(Dataset rows for apps and sites)
........
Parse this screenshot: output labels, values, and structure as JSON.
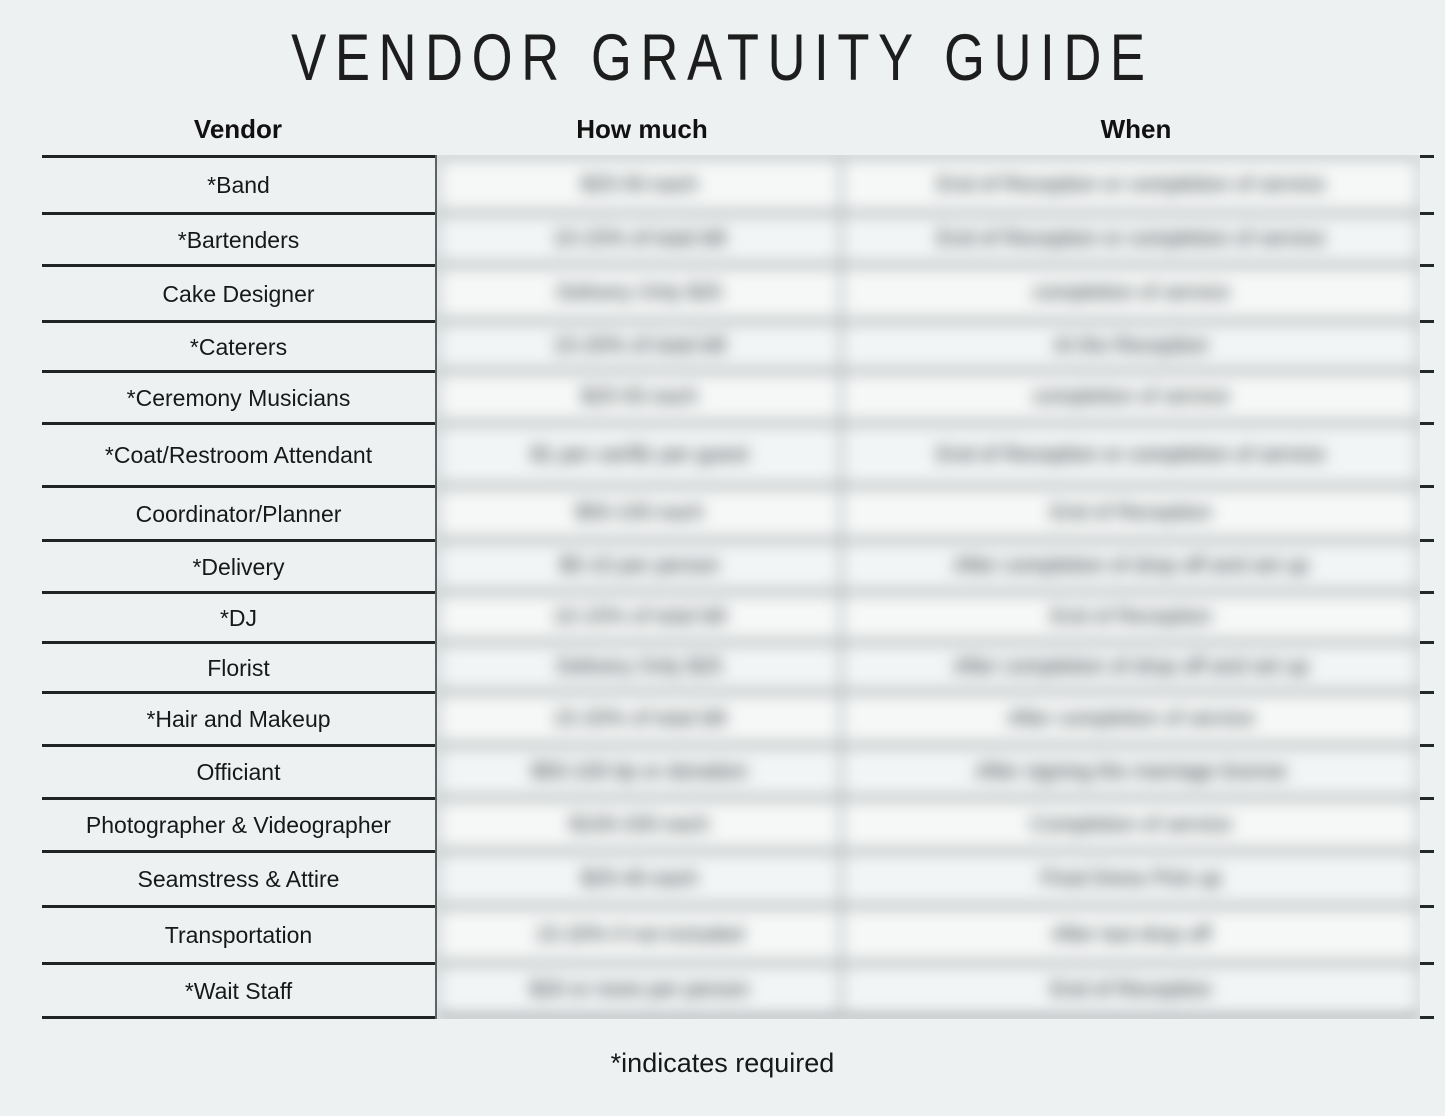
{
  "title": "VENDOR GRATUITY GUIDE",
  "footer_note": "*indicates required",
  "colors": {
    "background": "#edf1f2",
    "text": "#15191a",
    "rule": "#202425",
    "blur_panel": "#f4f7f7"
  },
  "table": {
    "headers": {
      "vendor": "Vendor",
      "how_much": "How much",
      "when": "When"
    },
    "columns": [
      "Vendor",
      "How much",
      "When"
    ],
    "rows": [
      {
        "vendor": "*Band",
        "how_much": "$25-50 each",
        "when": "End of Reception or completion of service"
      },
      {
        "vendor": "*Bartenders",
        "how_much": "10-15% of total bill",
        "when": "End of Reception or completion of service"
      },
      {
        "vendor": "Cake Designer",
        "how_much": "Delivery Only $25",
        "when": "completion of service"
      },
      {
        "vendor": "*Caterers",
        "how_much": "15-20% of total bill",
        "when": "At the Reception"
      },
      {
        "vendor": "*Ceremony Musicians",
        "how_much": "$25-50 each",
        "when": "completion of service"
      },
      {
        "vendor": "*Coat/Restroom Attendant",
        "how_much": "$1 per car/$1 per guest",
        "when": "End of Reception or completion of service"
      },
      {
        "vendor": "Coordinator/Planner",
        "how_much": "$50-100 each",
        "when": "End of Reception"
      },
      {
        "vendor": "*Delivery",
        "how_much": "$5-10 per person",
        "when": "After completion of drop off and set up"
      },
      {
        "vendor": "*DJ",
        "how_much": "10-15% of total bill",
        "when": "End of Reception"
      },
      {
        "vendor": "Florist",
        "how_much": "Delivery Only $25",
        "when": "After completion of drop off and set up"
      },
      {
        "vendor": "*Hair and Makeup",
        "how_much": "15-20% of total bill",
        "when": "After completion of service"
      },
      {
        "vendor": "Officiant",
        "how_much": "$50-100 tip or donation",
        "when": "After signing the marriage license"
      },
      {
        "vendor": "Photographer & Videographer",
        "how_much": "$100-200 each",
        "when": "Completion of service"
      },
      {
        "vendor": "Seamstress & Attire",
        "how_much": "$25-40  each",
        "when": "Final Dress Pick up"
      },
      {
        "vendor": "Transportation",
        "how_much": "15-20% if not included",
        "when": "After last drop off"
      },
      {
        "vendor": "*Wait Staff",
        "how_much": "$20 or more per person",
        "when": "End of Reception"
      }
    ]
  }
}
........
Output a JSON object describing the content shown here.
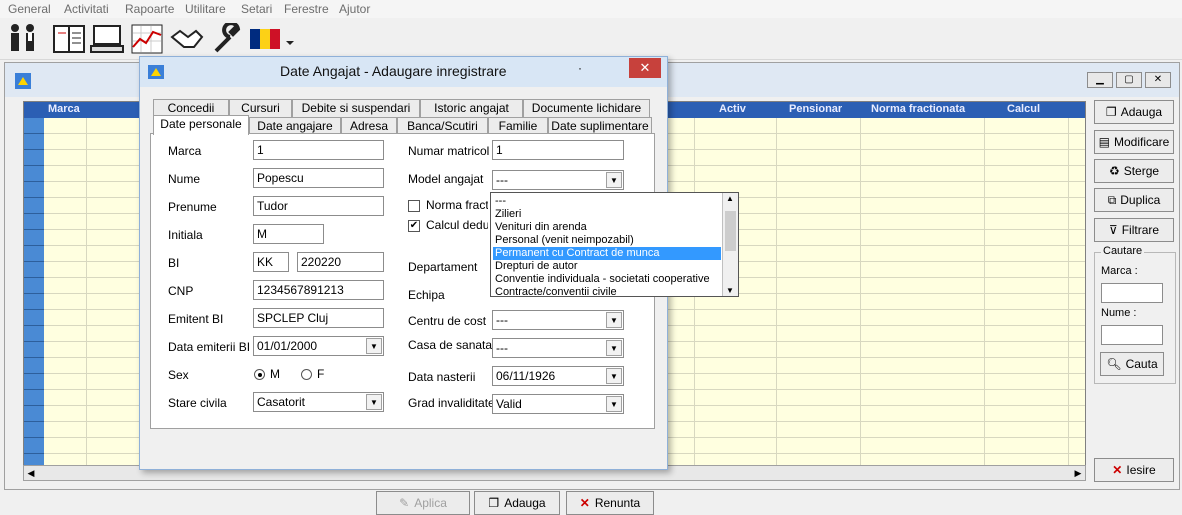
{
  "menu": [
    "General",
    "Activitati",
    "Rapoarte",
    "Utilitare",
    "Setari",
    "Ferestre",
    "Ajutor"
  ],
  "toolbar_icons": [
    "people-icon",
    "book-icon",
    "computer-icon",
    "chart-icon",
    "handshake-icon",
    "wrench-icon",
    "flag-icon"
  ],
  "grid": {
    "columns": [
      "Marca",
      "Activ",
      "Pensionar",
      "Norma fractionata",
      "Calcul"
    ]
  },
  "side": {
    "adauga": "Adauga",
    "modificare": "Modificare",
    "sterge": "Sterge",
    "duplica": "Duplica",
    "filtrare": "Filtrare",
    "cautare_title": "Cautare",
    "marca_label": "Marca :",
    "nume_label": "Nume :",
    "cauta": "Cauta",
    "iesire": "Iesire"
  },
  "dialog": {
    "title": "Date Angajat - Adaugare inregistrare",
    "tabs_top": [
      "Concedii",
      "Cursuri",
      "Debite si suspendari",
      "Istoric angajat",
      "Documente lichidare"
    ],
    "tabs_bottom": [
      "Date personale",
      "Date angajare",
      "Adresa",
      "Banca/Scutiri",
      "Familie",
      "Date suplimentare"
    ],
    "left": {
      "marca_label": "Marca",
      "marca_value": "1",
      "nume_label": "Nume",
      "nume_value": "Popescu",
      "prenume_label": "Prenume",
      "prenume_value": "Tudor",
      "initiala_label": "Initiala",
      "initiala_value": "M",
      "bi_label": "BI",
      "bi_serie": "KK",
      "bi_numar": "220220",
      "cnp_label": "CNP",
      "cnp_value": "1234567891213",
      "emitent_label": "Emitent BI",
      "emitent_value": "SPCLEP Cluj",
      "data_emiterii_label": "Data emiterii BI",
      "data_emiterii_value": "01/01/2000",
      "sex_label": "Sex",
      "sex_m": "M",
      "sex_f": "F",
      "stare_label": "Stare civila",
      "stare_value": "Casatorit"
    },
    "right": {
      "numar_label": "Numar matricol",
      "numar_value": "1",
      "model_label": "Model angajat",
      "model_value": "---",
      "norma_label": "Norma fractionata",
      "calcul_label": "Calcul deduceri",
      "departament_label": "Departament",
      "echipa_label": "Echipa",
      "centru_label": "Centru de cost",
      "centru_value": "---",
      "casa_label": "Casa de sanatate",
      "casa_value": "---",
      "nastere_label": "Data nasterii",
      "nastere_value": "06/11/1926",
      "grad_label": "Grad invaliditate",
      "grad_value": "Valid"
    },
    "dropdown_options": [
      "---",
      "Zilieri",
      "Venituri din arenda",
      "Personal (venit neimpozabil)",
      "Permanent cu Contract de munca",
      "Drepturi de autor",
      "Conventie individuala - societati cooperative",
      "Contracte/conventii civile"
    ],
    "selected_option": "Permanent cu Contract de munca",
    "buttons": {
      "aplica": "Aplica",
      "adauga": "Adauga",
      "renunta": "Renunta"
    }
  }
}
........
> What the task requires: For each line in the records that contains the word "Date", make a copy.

> Answer to this task:
    "title": "Date Angajat - Adaugare inregistrare",
      "Date personale",
      "Date angajare",
      "Date suplimentare"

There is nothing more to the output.